What is needed: When you return the data, keep each character exactly as it appears.

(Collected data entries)
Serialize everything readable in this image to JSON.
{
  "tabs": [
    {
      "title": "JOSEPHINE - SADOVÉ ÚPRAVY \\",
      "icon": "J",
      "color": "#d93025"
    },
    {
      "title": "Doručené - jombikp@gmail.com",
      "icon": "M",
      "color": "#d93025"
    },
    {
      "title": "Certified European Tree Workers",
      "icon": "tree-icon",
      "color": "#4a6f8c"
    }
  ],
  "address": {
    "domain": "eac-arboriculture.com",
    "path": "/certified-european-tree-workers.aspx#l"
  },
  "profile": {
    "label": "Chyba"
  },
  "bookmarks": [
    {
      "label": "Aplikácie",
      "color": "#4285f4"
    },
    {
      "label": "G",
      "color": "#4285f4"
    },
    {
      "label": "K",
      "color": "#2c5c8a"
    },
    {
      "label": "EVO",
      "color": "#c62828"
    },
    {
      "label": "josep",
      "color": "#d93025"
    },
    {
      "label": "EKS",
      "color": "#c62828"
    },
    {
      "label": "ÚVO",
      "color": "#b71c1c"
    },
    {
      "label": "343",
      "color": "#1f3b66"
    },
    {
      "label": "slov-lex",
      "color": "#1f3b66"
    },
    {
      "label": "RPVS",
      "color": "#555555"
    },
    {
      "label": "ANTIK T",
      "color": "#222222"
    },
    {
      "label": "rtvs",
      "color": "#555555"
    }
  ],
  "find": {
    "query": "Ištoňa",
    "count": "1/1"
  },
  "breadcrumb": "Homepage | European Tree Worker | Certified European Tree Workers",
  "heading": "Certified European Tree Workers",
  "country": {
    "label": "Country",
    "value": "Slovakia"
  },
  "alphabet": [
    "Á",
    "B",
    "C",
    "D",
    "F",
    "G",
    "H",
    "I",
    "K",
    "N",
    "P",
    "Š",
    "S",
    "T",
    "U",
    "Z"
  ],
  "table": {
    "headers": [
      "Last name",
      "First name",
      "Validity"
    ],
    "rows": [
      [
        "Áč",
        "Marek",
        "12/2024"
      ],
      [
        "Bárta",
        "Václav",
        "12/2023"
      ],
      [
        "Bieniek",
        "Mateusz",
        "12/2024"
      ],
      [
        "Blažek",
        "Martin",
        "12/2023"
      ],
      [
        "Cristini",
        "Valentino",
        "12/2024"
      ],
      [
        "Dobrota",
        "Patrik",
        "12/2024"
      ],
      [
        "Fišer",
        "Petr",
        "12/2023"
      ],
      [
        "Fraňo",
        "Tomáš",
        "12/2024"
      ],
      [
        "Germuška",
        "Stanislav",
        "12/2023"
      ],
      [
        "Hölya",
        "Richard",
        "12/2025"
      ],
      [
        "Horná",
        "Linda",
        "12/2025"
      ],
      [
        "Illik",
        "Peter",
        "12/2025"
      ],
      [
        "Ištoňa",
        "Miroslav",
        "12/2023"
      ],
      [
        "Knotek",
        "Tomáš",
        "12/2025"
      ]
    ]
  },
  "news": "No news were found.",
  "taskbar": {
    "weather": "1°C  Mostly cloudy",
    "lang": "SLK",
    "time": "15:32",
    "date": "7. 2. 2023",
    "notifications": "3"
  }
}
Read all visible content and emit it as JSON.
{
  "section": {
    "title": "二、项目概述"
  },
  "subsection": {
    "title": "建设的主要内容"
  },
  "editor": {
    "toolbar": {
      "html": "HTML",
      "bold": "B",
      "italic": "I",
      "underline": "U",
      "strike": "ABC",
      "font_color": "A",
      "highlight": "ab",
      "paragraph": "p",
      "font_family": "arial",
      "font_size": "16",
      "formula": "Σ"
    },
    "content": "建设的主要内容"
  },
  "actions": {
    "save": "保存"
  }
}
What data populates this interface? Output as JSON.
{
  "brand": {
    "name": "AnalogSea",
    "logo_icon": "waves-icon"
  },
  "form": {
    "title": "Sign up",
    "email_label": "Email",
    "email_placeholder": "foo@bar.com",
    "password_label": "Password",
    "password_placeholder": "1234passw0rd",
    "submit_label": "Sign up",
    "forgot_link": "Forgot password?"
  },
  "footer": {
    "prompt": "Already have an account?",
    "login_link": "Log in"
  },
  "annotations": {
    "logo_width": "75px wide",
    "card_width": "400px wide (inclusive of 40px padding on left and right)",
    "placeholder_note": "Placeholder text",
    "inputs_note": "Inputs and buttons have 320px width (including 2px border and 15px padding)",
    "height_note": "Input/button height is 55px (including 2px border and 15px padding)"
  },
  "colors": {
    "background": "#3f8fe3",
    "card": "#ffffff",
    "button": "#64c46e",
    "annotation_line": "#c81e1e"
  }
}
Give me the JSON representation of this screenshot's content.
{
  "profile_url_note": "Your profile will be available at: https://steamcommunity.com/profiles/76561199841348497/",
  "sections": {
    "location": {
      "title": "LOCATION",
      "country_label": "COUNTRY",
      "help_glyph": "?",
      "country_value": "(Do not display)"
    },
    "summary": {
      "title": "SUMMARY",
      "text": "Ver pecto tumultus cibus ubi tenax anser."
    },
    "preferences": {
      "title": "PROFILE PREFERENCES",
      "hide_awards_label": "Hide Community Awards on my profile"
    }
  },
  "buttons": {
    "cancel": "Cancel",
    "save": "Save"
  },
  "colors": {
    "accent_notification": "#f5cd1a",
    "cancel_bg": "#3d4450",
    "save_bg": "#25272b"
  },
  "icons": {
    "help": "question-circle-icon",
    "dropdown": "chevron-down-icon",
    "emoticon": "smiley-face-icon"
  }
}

Exercise output:
Serialize everything readable in this image to JSON.
{
  "tabs": [
    {
      "title": "JOSEPHINE - SADOVÉ ÚPRAVY \\",
      "icon": "J",
      "color": "#d93025"
    },
    {
      "title": "Doručené - jombikp@gmail.com",
      "icon": "M",
      "color": "#d93025"
    },
    {
      "title": "Certified European Tree Workers",
      "icon": "tree-icon",
      "color": "#4a6f8c"
    }
  ],
  "address": {
    "domain": "eac-arboriculture.com",
    "path": "/certified-european-tree-workers.aspx#l"
  },
  "profile": {
    "label": "Chyba"
  },
  "bookmarks": [
    {
      "label": "Aplikácie",
      "color": "#4285f4"
    },
    {
      "label": "G",
      "color": "#4285f4"
    },
    {
      "label": "K",
      "color": "#2c5c8a"
    },
    {
      "label": "EVO",
      "color": "#c62828"
    },
    {
      "label": "josep",
      "color": "#d93025"
    },
    {
      "label": "EKS",
      "color": "#c62828"
    },
    {
      "label": "ÚVO",
      "color": "#b71c1c"
    },
    {
      "label": "343",
      "color": "#1f3b66"
    },
    {
      "label": "slov-lex",
      "color": "#1f3b66"
    },
    {
      "label": "RPVS",
      "color": "#555555"
    },
    {
      "label": "ANTIK T",
      "color": "#222222"
    },
    {
      "label": "rtvs",
      "color": "#555555"
    }
  ],
  "find": {
    "query": "Ištoňa",
    "count": "1/1"
  },
  "breadcrumb": "Homepage | European Tree Worker | Certified European Tree Workers",
  "heading": "Certified European Tree Workers",
  "country": {
    "label": "Country",
    "value": "Slovakia"
  },
  "alphabet": [
    "Á",
    "B",
    "C",
    "D",
    "F",
    "G",
    "H",
    "I",
    "K",
    "N",
    "P",
    "Š",
    "S",
    "T",
    "U",
    "Z"
  ],
  "table": {
    "headers": [
      "Last name",
      "First name",
      "Validity"
    ],
    "rows": [
      [
        "Áč",
        "Marek",
        "12/2024"
      ],
      [
        "Bárta",
        "Václav",
        "12/2023"
      ],
      [
        "Bieniek",
        "Mateusz",
        "12/2024"
      ],
      [
        "Blažek",
        "Martin",
        "12/2023"
      ],
      [
        "Cristini",
        "Valentino",
        "12/2024"
      ],
      [
        "Dobrota",
        "Patrik",
        "12/2024"
      ],
      [
        "Fišer",
        "Petr",
        "12/2023"
      ],
      [
        "Fraňo",
        "Tomáš",
        "12/2024"
      ],
      [
        "Germuška",
        "Stanislav",
        "12/2023"
      ],
      [
        "Hölya",
        "Richard",
        "12/2025"
      ],
      [
        "Horná",
        "Linda",
        "12/2025"
      ],
      [
        "Illik",
        "Peter",
        "12/2025"
      ],
      [
        "Ištoňa",
        "Miroslav",
        "12/2023"
      ],
      [
        "Knotek",
        "Tomáš",
        "12/2025"
      ]
    ]
  },
  "news": "No news were found.",
  "taskbar": {
    "weather": "1°C  Mostly cloudy",
    "lang": "SLK",
    "time": "15:32",
    "date": "7. 2. 2023",
    "notifications": "3"
  }
}
Read all visible content and emit it as JSON.
{
  "section": {
    "title": "二、项目概述"
  },
  "subsection": {
    "title": "建设的主要内容"
  },
  "editor": {
    "toolbar": {
      "html": "HTML",
      "bold": "B",
      "italic": "I",
      "underline": "U",
      "strike": "ABC",
      "font_color": "A",
      "highlight": "ab",
      "paragraph": "p",
      "font_family": "arial",
      "font_size": "16",
      "formula": "Σ"
    },
    "content": "建设的主要内容"
  },
  "actions": {
    "save": "保存"
  }
}
What data populates this interface? Output as JSON.
{
  "brand": {
    "name": "AnalogSea",
    "logo_icon": "waves-icon"
  },
  "form": {
    "title": "Sign up",
    "email_label": "Email",
    "email_placeholder": "foo@bar.com",
    "password_label": "Password",
    "password_placeholder": "1234passw0rd",
    "submit_label": "Sign up",
    "forgot_link": "Forgot password?"
  },
  "footer": {
    "prompt": "Already have an account?",
    "login_link": "Log in"
  },
  "annotations": {
    "logo_width": "75px wide",
    "card_width": "400px wide (inclusive of 40px padding on left and right)",
    "placeholder_note": "Placeholder text",
    "inputs_note": "Inputs and buttons have 320px width (including 2px border and 15px padding)",
    "height_note": "Input/button height is 55px (including 2px border and 15px padding)"
  },
  "colors": {
    "background": "#3f8fe3",
    "card": "#ffffff",
    "button": "#64c46e",
    "annotation_line": "#c81e1e"
  }
}
Give me the JSON representation of this screenshot's content.
{
  "profile_url_note": "Your profile will be available at: https://steamcommunity.com/profiles/76561199841348497/",
  "sections": {
    "location": {
      "title": "LOCATION",
      "country_label": "COUNTRY",
      "help_glyph": "?",
      "country_value": "(Do not display)"
    },
    "summary": {
      "title": "SUMMARY",
      "text": "Ver pecto tumultus cibus ubi tenax anser."
    },
    "preferences": {
      "title": "PROFILE PREFERENCES",
      "hide_awards_label": "Hide Community Awards on my profile"
    }
  },
  "buttons": {
    "cancel": "Cancel",
    "save": "Save"
  },
  "colors": {
    "accent_notification": "#f5cd1a",
    "cancel_bg": "#3d4450",
    "save_bg": "#25272b"
  },
  "icons": {
    "help": "question-circle-icon",
    "dropdown": "chevron-down-icon",
    "emoticon": "smiley-face-icon"
  }
}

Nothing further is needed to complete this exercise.